There’s a lot you’ll see in Nick and Norah’s Infinite Playlist that is somehow familiar. There are sweet and slightly awkward young adults, witty and erudite beyond their years. There’s romance, and fumbling. There’s a sound track – a very good sound track actually. And there’s a night-time location of bright lights and big noise and a city that never sleeps.

Yet hiding within the familiar clothes and propelled by the familiar story is a uniquely modern, thriving world of diversity. Norah is a Jewish girl in a Catholic school for instance, a fact that’s in fact portrayed as truly unremarkable. Nick by turn is the only straight member of a gay punk band. This does not mark him or his friends out for derision or personal violence – nor the grim traditional movie-fate of being sidelined as the sage sounding boards for the female lead. It does not mark them out for anything at all actually. The gross-out humour is perpetuated by one of the girls. This is all so unremarkable it’s noteworthy.

Nick and Norah are clearly destined to fall in love before the night is over – though the movie’s plot points are the obstacles that stand in their way.

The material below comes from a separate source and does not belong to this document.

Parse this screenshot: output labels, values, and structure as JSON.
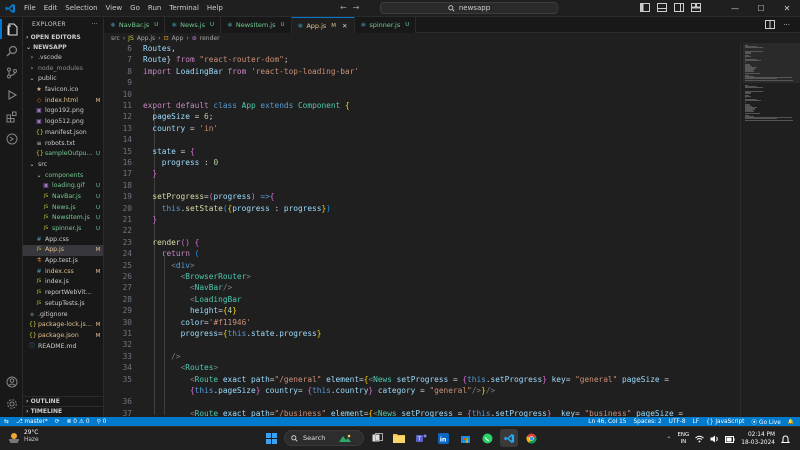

Geeky Nick is wallowing self-pityingly about his manipulative ex-girlfriend Tris, (she loves him, she loves him not) whilst Norah’s best friend Caroline has gotten outrageously drunk and wandered off into big, bad New York City (cue the gross-out stuff.) But all this – and the somewhat quixotic quest to find out where their favorite band is performing – is merely a backdrop to the blossoming romance.